- [What you need to do]:
Copy every record below exactly, leaving out any pictures.

- [The records]:
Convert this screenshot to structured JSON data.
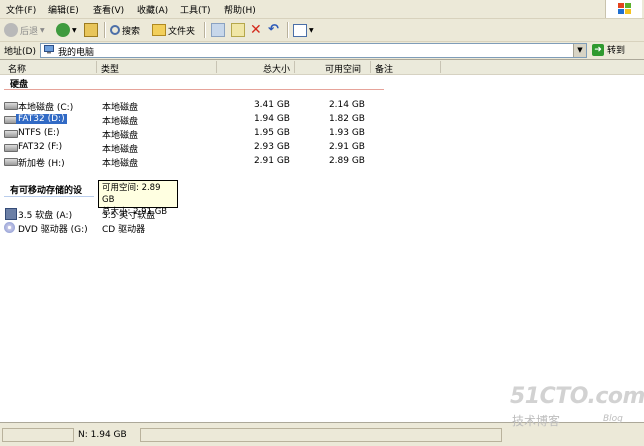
{
  "menubar": {
    "items": [
      "文件(F)",
      "编辑(E)",
      "查看(V)",
      "收藏(A)",
      "工具(T)",
      "帮助(H)"
    ]
  },
  "toolbar": {
    "back_label": "后退",
    "search_label": "搜索",
    "folders_label": "文件夹"
  },
  "address": {
    "label": "地址(D)",
    "value": "我的电脑",
    "go_label": "转到"
  },
  "columns": [
    "名称",
    "类型",
    "总大小",
    "可用空间",
    "备注"
  ],
  "groups": {
    "hard_disks": "硬盘",
    "removable": "有可移动存储的设"
  },
  "hard_disks": [
    {
      "name": "本地磁盘 (C:)",
      "type": "本地磁盘",
      "size": "3.41 GB",
      "free": "2.14 GB"
    },
    {
      "name": "FAT32 (D:)",
      "type": "本地磁盘",
      "size": "1.94 GB",
      "free": "1.82 GB",
      "selected": true
    },
    {
      "name": "NTFS (E:)",
      "type": "本地磁盘",
      "size": "1.95 GB",
      "free": "1.93 GB"
    },
    {
      "name": "FAT32 (F:)",
      "type": "本地磁盘",
      "size": "2.93 GB",
      "free": "2.91 GB"
    },
    {
      "name": "新加卷 (H:)",
      "type": "本地磁盘",
      "size": "2.91 GB",
      "free": "2.89 GB"
    }
  ],
  "removable_drives": [
    {
      "name": "3.5 软盘 (A:)",
      "type": "3.5 英寸软盘",
      "icon": "floppy-icon"
    },
    {
      "name": "DVD 驱动器 (G:)",
      "type": "CD 驱动器",
      "icon": "dvd-drive-icon"
    }
  ],
  "tooltip": {
    "line1": "可用空间: 2.89 GB",
    "line2": "总大小: 2.91 GB"
  },
  "statusbar": {
    "text": "N: 1.94 GB"
  },
  "watermark": {
    "logo": "51CTO.com",
    "sub": "技术博客",
    "blog": "Blog"
  },
  "colors": {
    "chrome": "#ece9d8",
    "selection": "#316ac5",
    "tooltip_bg": "#ffffe1"
  }
}
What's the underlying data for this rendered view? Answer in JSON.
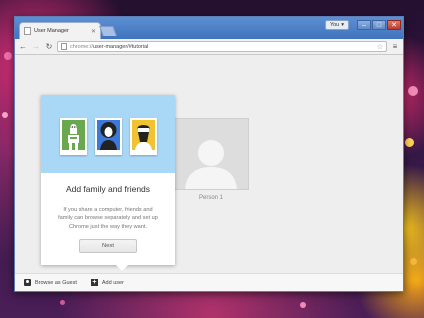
{
  "window": {
    "tab_title": "User Manager",
    "tab_close": "✕",
    "profile_badge": "You",
    "min_label": "–",
    "max_label": "□",
    "close_label": "✕"
  },
  "toolbar": {
    "back": "←",
    "forward": "→",
    "reload": "↻",
    "url_scheme": "chrome://",
    "url_path": "user-manager/#tutorial",
    "star": "☆",
    "menu": "≡"
  },
  "person": {
    "name": "Person 1"
  },
  "tutorial": {
    "title": "Add family and friends",
    "text": "If you share a computer, friends and family can browse separately and set up Chrome just the way they want.",
    "next_label": "Next",
    "avatar_colors": [
      "#6aa84f",
      "#3c78d8",
      "#f1c232"
    ]
  },
  "footer": {
    "guest_label": "Browse as Guest",
    "add_label": "Add user",
    "add_icon": "+"
  },
  "colors": {
    "title_bar": "#4f82c8",
    "tutorial_header": "#a9d8f6",
    "page_background": "#eeeeee"
  }
}
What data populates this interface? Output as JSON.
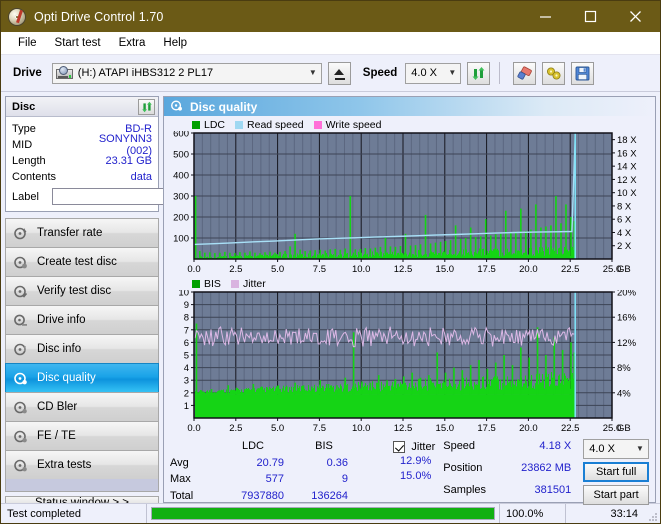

- [Expected output]:
Convert this screenshot to structured JSON data.
{
  "menubar": {
    "items": [
      "文件(F)",
      "编辑(E)",
      "查看(V)",
      "收藏(A)",
      "工具(T)",
      "帮助(H)"
    ]
  },
  "toolbar": {
    "back_label": "后退",
    "search_label": "搜索",
    "folders_label": "文件夹"
  },
  "address": {
    "label": "地址(D)",
    "value": "我的电脑",
    "go_label": "转到"
  },
  "columns": [
    "名称",
    "类型",
    "总大小",
    "可用空间",
    "备注"
  ],
  "groups": {
    "hard_disks": "硬盘",
    "removable": "有可移动存储的设"
  },
  "hard_disks": [
    {
      "name": "本地磁盘 (C:)",
      "type": "本地磁盘",
      "size": "3.41 GB",
      "free": "2.14 GB"
    },
    {
      "name": "FAT32 (D:)",
      "type": "本地磁盘",
      "size": "1.94 GB",
      "free": "1.82 GB",
      "selected": true
    },
    {
      "name": "NTFS (E:)",
      "type": "本地磁盘",
      "size": "1.95 GB",
      "free": "1.93 GB"
    },
    {
      "name": "FAT32 (F:)",
      "type": "本地磁盘",
      "size": "2.93 GB",
      "free": "2.91 GB"
    },
    {
      "name": "新加卷 (H:)",
      "type": "本地磁盘",
      "size": "2.91 GB",
      "free": "2.89 GB"
    }
  ],
  "removable_drives": [
    {
      "name": "3.5 软盘 (A:)",
      "type": "3.5 英寸软盘",
      "icon": "floppy-icon"
    },
    {
      "name": "DVD 驱动器 (G:)",
      "type": "CD 驱动器",
      "icon": "dvd-drive-icon"
    }
  ],
  "tooltip": {
    "line1": "可用空间: 2.89 GB",
    "line2": "总大小: 2.91 GB"
  },
  "statusbar": {
    "text": "N: 1.94 GB"
  },
  "watermark": {
    "logo": "51CTO.com",
    "sub": "技术博客",
    "blog": "Blog"
  },
  "colors": {
    "chrome": "#ece9d8",
    "selection": "#316ac5",
    "tooltip_bg": "#ffffe1"
  }
}
What's the underlying data for this rendered view? Answer in JSON.
{
  "window": {
    "tab_title": "User Manager",
    "tab_close": "✕",
    "profile_badge": "You",
    "min_label": "–",
    "max_label": "□",
    "close_label": "✕"
  },
  "toolbar": {
    "back": "←",
    "forward": "→",
    "reload": "↻",
    "url_scheme": "chrome://",
    "url_path": "user-manager/#tutorial",
    "star": "☆",
    "menu": "≡"
  },
  "person": {
    "name": "Person 1"
  },
  "tutorial": {
    "title": "Add family and friends",
    "text": "If you share a computer, friends and family can browse separately and set up Chrome just the way they want.",
    "next_label": "Next",
    "avatar_colors": [
      "#6aa84f",
      "#3c78d8",
      "#f1c232"
    ]
  },
  "footer": {
    "guest_label": "Browse as Guest",
    "add_label": "Add user",
    "add_icon": "+"
  },
  "colors": {
    "title_bar": "#4f82c8",
    "tutorial_header": "#a9d8f6",
    "page_background": "#eeeeee"
  }
}
What data populates this interface? Output as JSON.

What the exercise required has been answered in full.